The political and diplomatic intentions, planning, organisation and implications of the Field of Cloth of Gold have been discussed and put into context by French and English historians. There are numerous and sometimes contradictory primary sources including reports, accounts of revels, letters and chronicles. Sir Richard Wingfield was appointed ambassador at the French court and his letters to Cardinal Wolsey and to King Henry VIII are revealing as he reports candidly on King Francis I during the organisation of the tournament. The most detailed English source is Edward Hall, whose Chronicle, first printed in 1548, is invaluable as it uses an eyewitness account. A standard French source, the memoir of Guillaume du Bellay, together with various pamphlet commemorations, offers information about the sequence of events.
This essay, however, will consider a unique eyewitness source: the Maréchal de Fleuranges.
1. In consequence of the numerous accidents to noblemen, sharp steel not to be used as in times past, but only arms for strength, agility and pastime.
2. The challenge to commence 11 June, and continue for a month, or so long as the two kings shall be together, when the said gentlemen will answer all comers with blunt lances in harness, with pieces of avantage cramponées ou non cramponées, without any fastening to the saddle that might prevent mounting or dismounting with ease. Each challenger to have eight courses, with middle-sized lances, or greater, if any of the comers prefer it.
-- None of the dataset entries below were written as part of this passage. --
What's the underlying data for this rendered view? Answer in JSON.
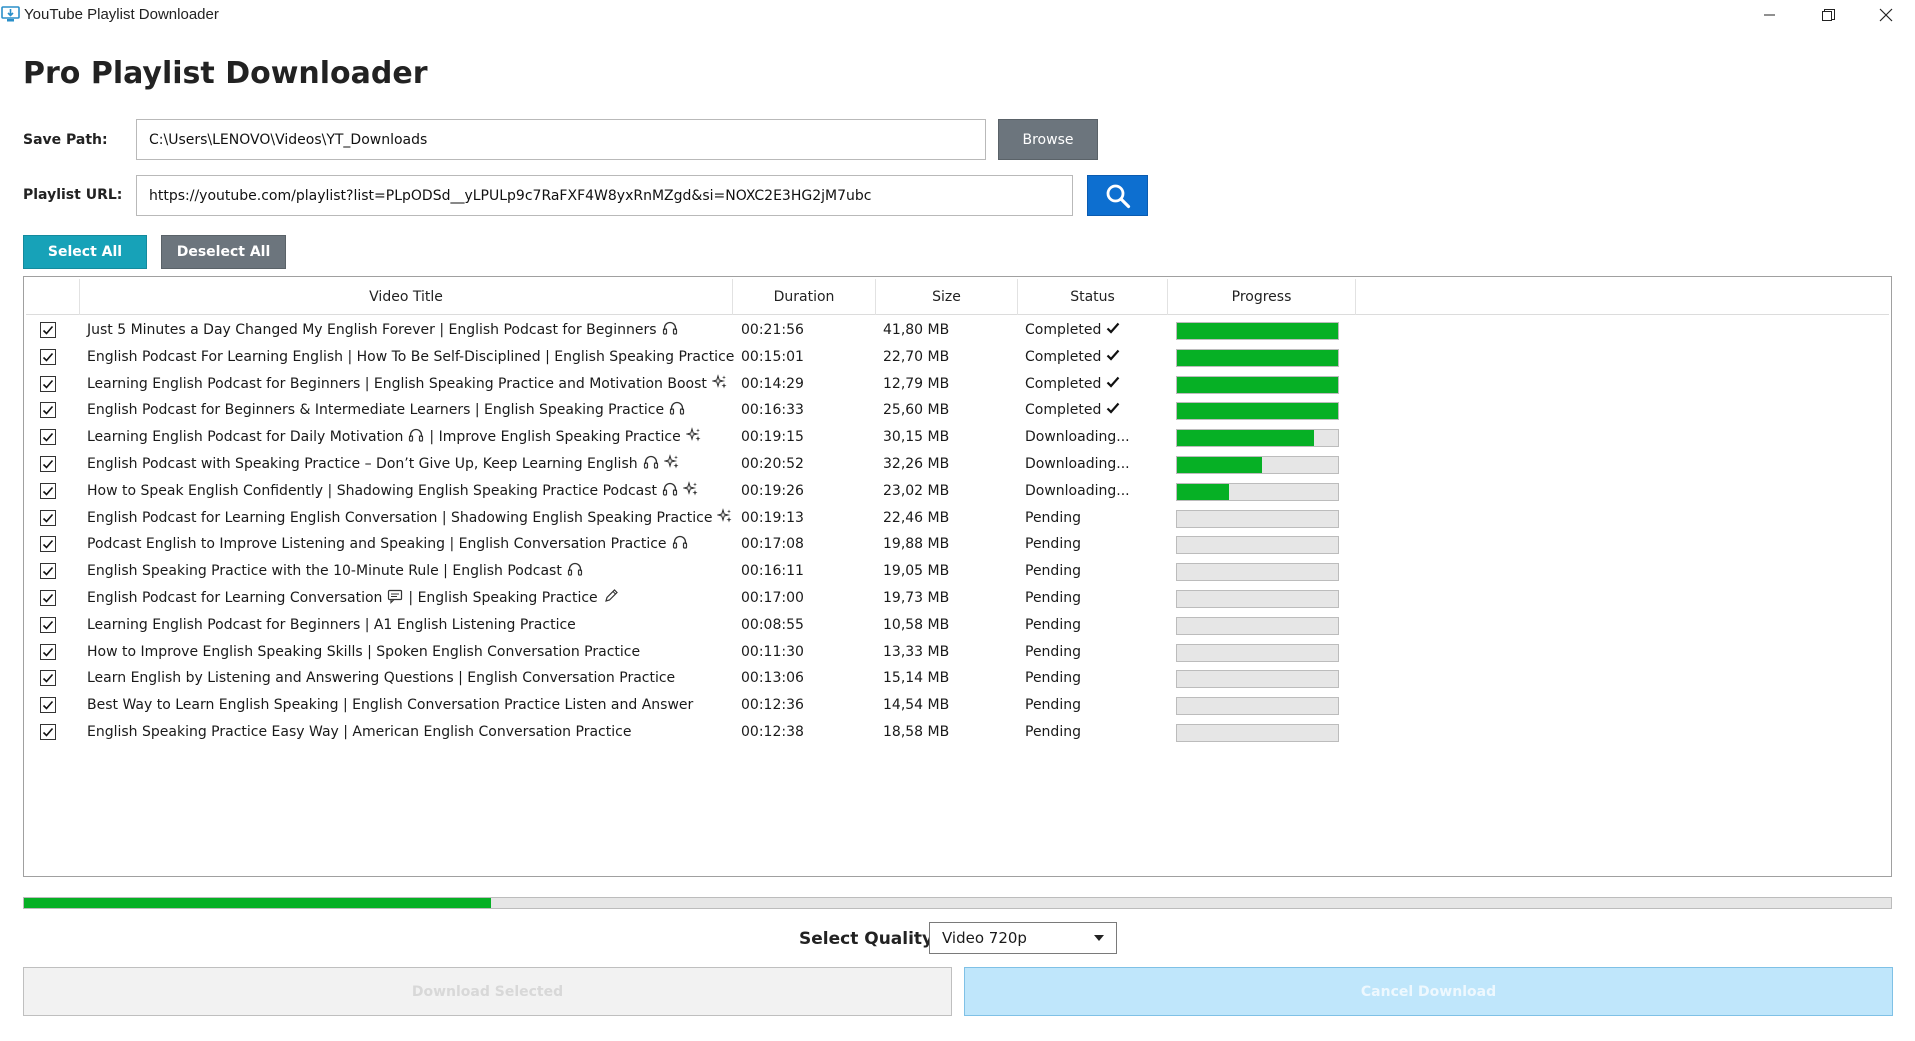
{
  "window": {
    "title": "YouTube Playlist Downloader",
    "icon": "monitor-download-icon"
  },
  "app_title": "Pro Playlist Downloader",
  "save_path": {
    "label": "Save Path:",
    "value": "C:\\Users\\LENOVO\\Videos\\YT_Downloads",
    "browse_label": "Browse"
  },
  "playlist": {
    "label": "Playlist URL:",
    "value": "https://youtube.com/playlist?list=PLpODSd__yLPULp9c7RaFXF4W8yxRnMZgd&si=NOXC2E3HG2jM7ubc",
    "search_icon": "search-icon"
  },
  "selection": {
    "select_all": "Select All",
    "deselect_all": "Deselect All"
  },
  "table": {
    "columns": [
      "Video Title",
      "Duration",
      "Size",
      "Status",
      "Progress"
    ],
    "rows": [
      {
        "checked": true,
        "title": "Just 5 Minutes a Day Changed My English Forever | English Podcast for Beginners",
        "icons": [
          "headphones-icon"
        ],
        "duration": "00:21:56",
        "size": "41,80 MB",
        "status": "Completed",
        "status_check": true,
        "progress": 1.0
      },
      {
        "checked": true,
        "title": "English Podcast For Learning English | How To Be Self-Disciplined | English Speaking Practice",
        "icons": [],
        "duration": "00:15:01",
        "size": "22,70 MB",
        "status": "Completed",
        "status_check": true,
        "progress": 1.0
      },
      {
        "checked": true,
        "title": "Learning English Podcast for Beginners | English Speaking Practice and Motivation Boost",
        "icons": [
          "sparkles-icon"
        ],
        "duration": "00:14:29",
        "size": "12,79 MB",
        "status": "Completed",
        "status_check": true,
        "progress": 1.0
      },
      {
        "checked": true,
        "title": "English Podcast for Beginners & Intermediate Learners | English Speaking Practice",
        "icons": [
          "headphones-icon"
        ],
        "duration": "00:16:33",
        "size": "25,60 MB",
        "status": "Completed",
        "status_check": true,
        "progress": 1.0
      },
      {
        "checked": true,
        "title": "Learning English Podcast for Daily Motivation",
        "icons": [
          "headphones-icon"
        ],
        "title_suffix": "| Improve English Speaking Practice",
        "suffix_icons": [
          "sparkles-icon"
        ],
        "duration": "00:19:15",
        "size": "30,15 MB",
        "status": "Downloading...",
        "status_check": false,
        "progress": 0.85
      },
      {
        "checked": true,
        "title": "English Podcast with Speaking Practice – Don’t Give Up, Keep Learning English",
        "icons": [
          "headphones-icon",
          "sparkles-icon"
        ],
        "duration": "00:20:52",
        "size": "32,26 MB",
        "status": "Downloading...",
        "status_check": false,
        "progress": 0.53
      },
      {
        "checked": true,
        "title": "How to Speak English Confidently | Shadowing English Speaking Practice Podcast",
        "icons": [
          "headphones-icon",
          "sparkles-icon"
        ],
        "duration": "00:19:26",
        "size": "23,02 MB",
        "status": "Downloading...",
        "status_check": false,
        "progress": 0.32
      },
      {
        "checked": true,
        "title": "English Podcast for Learning English Conversation | Shadowing English Speaking Practice",
        "icons": [
          "sparkles-icon"
        ],
        "duration": "00:19:13",
        "size": "22,46 MB",
        "status": "Pending",
        "status_check": false,
        "progress": 0
      },
      {
        "checked": true,
        "title": "Podcast English to Improve Listening and Speaking | English Conversation Practice",
        "icons": [
          "headphones-icon"
        ],
        "duration": "00:17:08",
        "size": "19,88 MB",
        "status": "Pending",
        "status_check": false,
        "progress": 0
      },
      {
        "checked": true,
        "title": "English Speaking Practice with the 10-Minute Rule | English Podcast",
        "icons": [
          "headphones-icon"
        ],
        "duration": "00:16:11",
        "size": "19,05 MB",
        "status": "Pending",
        "status_check": false,
        "progress": 0
      },
      {
        "checked": true,
        "title": "English Podcast for Learning Conversation",
        "icons": [
          "speech-bubble-icon"
        ],
        "title_suffix": "| English Speaking Practice",
        "suffix_icons": [
          "pencil-icon"
        ],
        "duration": "00:17:00",
        "size": "19,73 MB",
        "status": "Pending",
        "status_check": false,
        "progress": 0
      },
      {
        "checked": true,
        "title": "Learning English Podcast for Beginners | A1 English Listening Practice",
        "icons": [],
        "duration": "00:08:55",
        "size": "10,58 MB",
        "status": "Pending",
        "status_check": false,
        "progress": 0
      },
      {
        "checked": true,
        "title": "How to Improve English Speaking Skills | Spoken English Conversation Practice",
        "icons": [],
        "duration": "00:11:30",
        "size": "13,33 MB",
        "status": "Pending",
        "status_check": false,
        "progress": 0
      },
      {
        "checked": true,
        "title": "Learn English by Listening and Answering Questions | English Conversation Practice",
        "icons": [],
        "duration": "00:13:06",
        "size": "15,14 MB",
        "status": "Pending",
        "status_check": false,
        "progress": 0
      },
      {
        "checked": true,
        "title": "Best Way to Learn English Speaking | English Conversation Practice Listen and Answer",
        "icons": [],
        "duration": "00:12:36",
        "size": "14,54 MB",
        "status": "Pending",
        "status_check": false,
        "progress": 0
      },
      {
        "checked": true,
        "title": "English Speaking Practice Easy Way | American English Conversation Practice",
        "icons": [],
        "duration": "00:12:38",
        "size": "18,58 MB",
        "status": "Pending",
        "status_check": false,
        "progress": 0
      }
    ]
  },
  "overall_progress": 0.25,
  "quality": {
    "label": "Select Quality:",
    "value": "Video 720p"
  },
  "actions": {
    "download_selected": "Download Selected",
    "cancel_download": "Cancel Download"
  },
  "colors": {
    "accent_teal": "#17a2b8",
    "secondary_gray": "#6c757d",
    "search_blue": "#0d6fd0",
    "progress_green": "#06b025",
    "cancel_light_blue": "#bfe6fb"
  }
}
3. The said gentlemen shall ride each one course in the open field with all comers, as many strokes to be given as the comers demand; great lances to be used and single-handed sharp swords, with blunt points, closing not allowed unless the comer desire it.
4. The said gentlemen shall give one encounter to all comers with blunt casting lances, and four strokes with blunted single-handed swords. With the double-handed swords, as many strokes shall be given as the judges think fit, but no closing allowed.
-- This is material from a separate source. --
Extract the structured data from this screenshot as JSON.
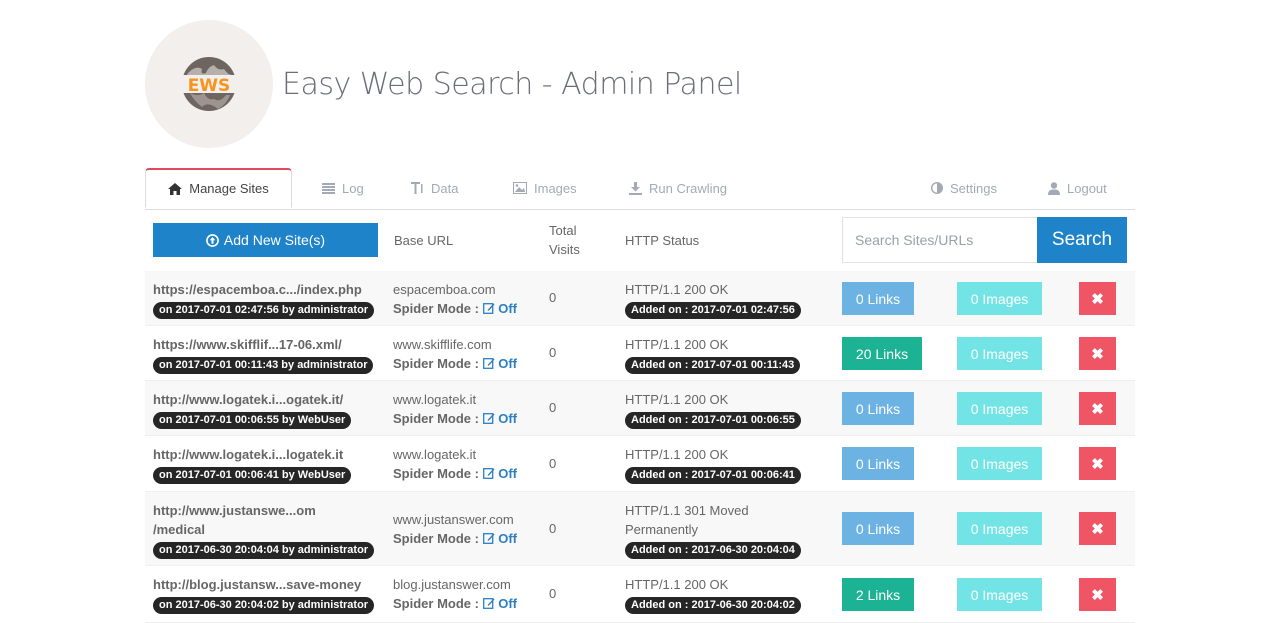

5. Harness with pieces of advantage, means with no head-piece but an armet; neither helm, demi-helm nor bassinet allowed.
6. The challengers shall send round heralds to declare the rules of the combat.
7. On 6 June, a tree shall be chosen, bearing the noble thorn entwined with raspberry, and on it shall be hung the shields of the challengers, and below them three escutcheons, black and grey, gold and tawny, and the last silver. Tablets, guarded by heralds, shall be hung below these for the names of the comers.
This chapter focuses on Clara Reeve’s The Old English Baron (1778), published during the early years of Britain’s war in America. It discusses how Reeve responded to Horace Walpole’s The Castle of Otranto (1764), not only by rejecting the extravagance of his work but also by situating her tale in fifteenth-century England. Attempting to recover the political significance of this decision in the context of the American war, it considers the way in which the novel offers an allusive narrative of national reconciliation and repair. Even as Reeve claimed that her ‘picture of Gothic times and manners’ served the improving purposes of ‘Romance’, however, her work also acknowledges that its resort to the Gothic past is unable entirely to escape the ‘melancholy retrospect’ of ‘History’. With Reeve’s distinction between history and romance in mind, the chapter concludes by suggesting that, through its mediation of Otranto, The Old English Baron helped to make the diverse resources of the Gothic past available to subsequent writers, and at the same time to ensure that its questioning of Britain’s Gothic inheritance remained integral to the tradition of ‘domestic Gothic’ that it inaugurated.